The brush is so soft because it’s synthetic, yet the head is so dense that it picks up colour very easily from any type of blush. I don’t have to worry about the blush being too hard or too soft. It picks up colour so easily. It can also mean of course that if you have a very pigmented blush, you can pick up too much colour, so adjust accordingly. What I really like about the MUFE #152 brush is how it diffuses and applies the colour on my skin.
I love using it especially with blushes that are less pigmented, because it picks up colour so well. Then, I deposit the colour on cheeks and blend it out in a circular motion. It’s a beautiful brush that is well made and a dream to use for everyone, including newbies! I also like how it buffs out shimmer to a lovely shine on the skin, without making it look excessive.
The Hakuhodo J210BkSL is the natural hair counterpart, and is significantly softer. What this means, as I’ve illustrated above, means that it has more flex. It’s not a bad thing, but it also means that if you’re working with very light coloured blushes, you may need to build up colour a little more. If you’re working with pigmented, deeper colours, then it’s easier to get a more natural flush.
The Zoeva #102 brush is a one-off for me as I use it only with cream blushes (or liquid or gel blushes as you prefer). I realise you can apply cream blushes with fingers, but I prefer using this technique, that gets me a more flawless, natural finish. The synthetic bristles mean it’s easier to clean and doesn’t stain from cream blushes, and the density of the brush (which is like a kabuki brush) makes it easier for me to spread and buff out the colour to a more natural finish. The synthetic bristles are also soft, so it doesn’t irritate my skin when I buff out colour.

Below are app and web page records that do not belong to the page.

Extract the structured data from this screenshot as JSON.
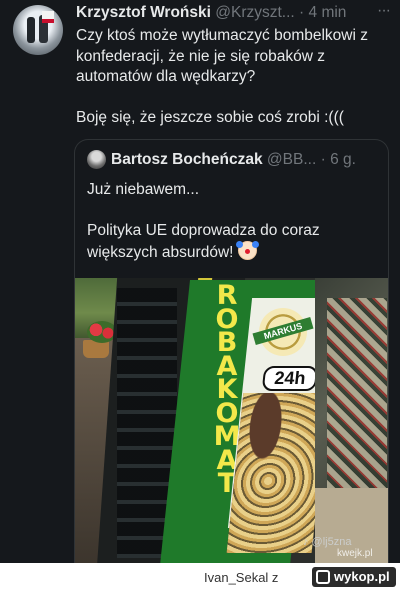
{
  "tweet": {
    "author_name": "Krzysztof Wroński",
    "handle": "@Krzyszt...",
    "separator": "·",
    "time": "4 min",
    "more_label": "···",
    "text_p1": "Czy ktoś może wytłumaczyć bombelkowi z konfederacji, że nie je się robaków z automatów dla wędkarzy?",
    "text_p2": "Boję się, że jeszcze sobie coś zrobi :((("
  },
  "quoted": {
    "author_name": "Bartosz Bocheńczak",
    "handle": "@BB...",
    "separator": "·",
    "time": "6 g.",
    "text_p1": "Już niebawem...",
    "text_p2": "Polityka UE doprowadza do coraz większych absurdów!",
    "emoji": "clown-face-icon",
    "photo": {
      "sign_letters": [
        "R",
        "O",
        "B",
        "A",
        "K",
        "O",
        "M",
        "A",
        "T"
      ],
      "seal_text": "MARKUS",
      "hours_text": "24h",
      "watermark_tiktok": "♪ @lj5zna",
      "watermark_kwejk": "kwejk.pl"
    }
  },
  "footer": {
    "username": "Ivan_Sekal z",
    "logo_text": "wykop.pl"
  },
  "colors": {
    "card_bg": "#15181c",
    "primary_text": "#e7e9ea",
    "secondary_text": "#71767b",
    "border": "#2f3336",
    "sign_green": "#1f7a2a",
    "sign_yellow": "#f3e84a"
  }
}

I don’t use bronzer, but when I do (very very rarely) I either use the Wayne Goss #2 brush, or the NARS bronzer brush which is big, fat behemoth that I like because it can offer a more natural effect. When I use highlighter, which is also quite rare, I also reach for the Wayne Goss #2 brush or the round brushes – MUFE #152 or Hakuhodo J210BkSL that have a smaller head to allow for greater control. I also sometimes use the Hakuhodo B505BkSL if I want a precise application of the highlighter, as it can deposit colour a little strongly.
And this concludes the Makeup Brush Collective!
You may notice how similar my brushes look, after going through these posts. That’s why I say that I’ve reached my saturation point. At this point, I’ve worked out what TYPE of brush I like to use, and I only ever end up buying similar ones, which is really a waste of money! The most expensive brush territory I ventured into was Wayne Goss and Hakuhodo. I stopped there, just before experimenting with other pricey brands like Koyudo and Chikuhodo and their Japanese luxury brush ilk. I guess I’d just realised that I’d had enough! 😛
What is your favourite blush brush or types of blush brushes?
So, my advice to you is to work out the TYPE of brush you like to use and then look for a brand that’s within budget. I went crazy over buying brushes once, even indulging in some crazy expensive ones. I’m glad I woke up from that addiction! 😀 Now, what’s your favourite blush brush?